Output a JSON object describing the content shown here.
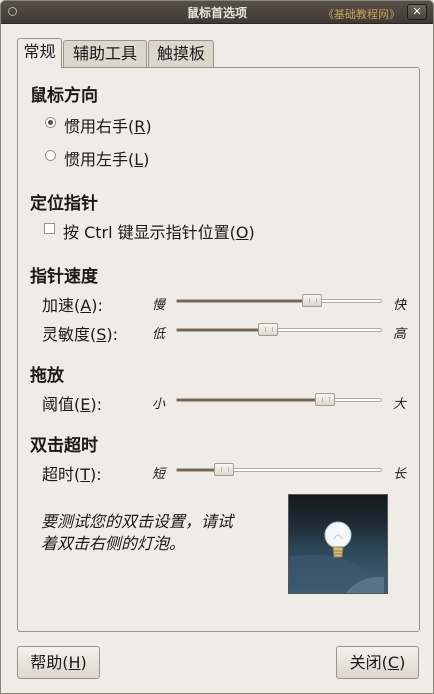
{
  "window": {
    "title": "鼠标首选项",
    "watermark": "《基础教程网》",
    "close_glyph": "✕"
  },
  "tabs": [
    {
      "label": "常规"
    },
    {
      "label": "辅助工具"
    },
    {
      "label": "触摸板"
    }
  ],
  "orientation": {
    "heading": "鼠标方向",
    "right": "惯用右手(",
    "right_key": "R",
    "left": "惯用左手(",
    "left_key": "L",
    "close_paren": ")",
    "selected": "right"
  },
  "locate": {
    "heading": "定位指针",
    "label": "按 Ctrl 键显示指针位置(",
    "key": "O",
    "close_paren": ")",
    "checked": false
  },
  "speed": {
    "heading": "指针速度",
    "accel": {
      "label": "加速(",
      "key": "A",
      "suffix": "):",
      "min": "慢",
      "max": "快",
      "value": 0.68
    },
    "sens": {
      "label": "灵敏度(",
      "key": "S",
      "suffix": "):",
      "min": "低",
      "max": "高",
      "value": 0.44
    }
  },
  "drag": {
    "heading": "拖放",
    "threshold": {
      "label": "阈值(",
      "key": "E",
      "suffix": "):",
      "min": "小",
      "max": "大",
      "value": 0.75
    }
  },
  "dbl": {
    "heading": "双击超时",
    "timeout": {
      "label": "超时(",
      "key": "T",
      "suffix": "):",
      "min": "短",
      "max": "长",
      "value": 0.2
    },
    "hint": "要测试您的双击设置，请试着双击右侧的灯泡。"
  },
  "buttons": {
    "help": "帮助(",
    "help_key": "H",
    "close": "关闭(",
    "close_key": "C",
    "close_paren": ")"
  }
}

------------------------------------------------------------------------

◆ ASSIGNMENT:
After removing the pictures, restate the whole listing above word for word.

◆ SOLUTION TO THIS EXERCISE:
Output a JSON object describing the content shown here.
{
  "window": {
    "title": "鼠标首选项",
    "watermark": "《基础教程网》",
    "close_glyph": "✕"
  },
  "tabs": [
    {
      "label": "常规"
    },
    {
      "label": "辅助工具"
    },
    {
      "label": "触摸板"
    }
  ],
  "orientation": {
    "heading": "鼠标方向",
    "right": "惯用右手(",
    "right_key": "R",
    "left": "惯用左手(",
    "left_key": "L",
    "close_paren": ")",
    "selected": "right"
  },
  "locate": {
    "heading": "定位指针",
    "label": "按 Ctrl 键显示指针位置(",
    "key": "O",
    "close_paren": ")",
    "checked": false
  },
  "speed": {
    "heading": "指针速度",
    "accel": {
      "label": "加速(",
      "key": "A",
      "suffix": "):",
      "min": "慢",
      "max": "快",
      "value": 0.68
    },
    "sens": {
      "label": "灵敏度(",
      "key": "S",
      "suffix": "):",
      "min": "低",
      "max": "高",
      "value": 0.44
    }
  },
  "drag": {
    "heading": "拖放",
    "threshold": {
      "label": "阈值(",
      "key": "E",
      "suffix": "):",
      "min": "小",
      "max": "大",
      "value": 0.75
    }
  },
  "dbl": {
    "heading": "双击超时",
    "timeout": {
      "label": "超时(",
      "key": "T",
      "suffix": "):",
      "min": "短",
      "max": "长",
      "value": 0.2
    },
    "hint": "要测试您的双击设置，请试着双击右侧的灯泡。"
  },
  "buttons": {
    "help": "帮助(",
    "help_key": "H",
    "close": "关闭(",
    "close_key": "C",
    "close_paren": ")"
  }
}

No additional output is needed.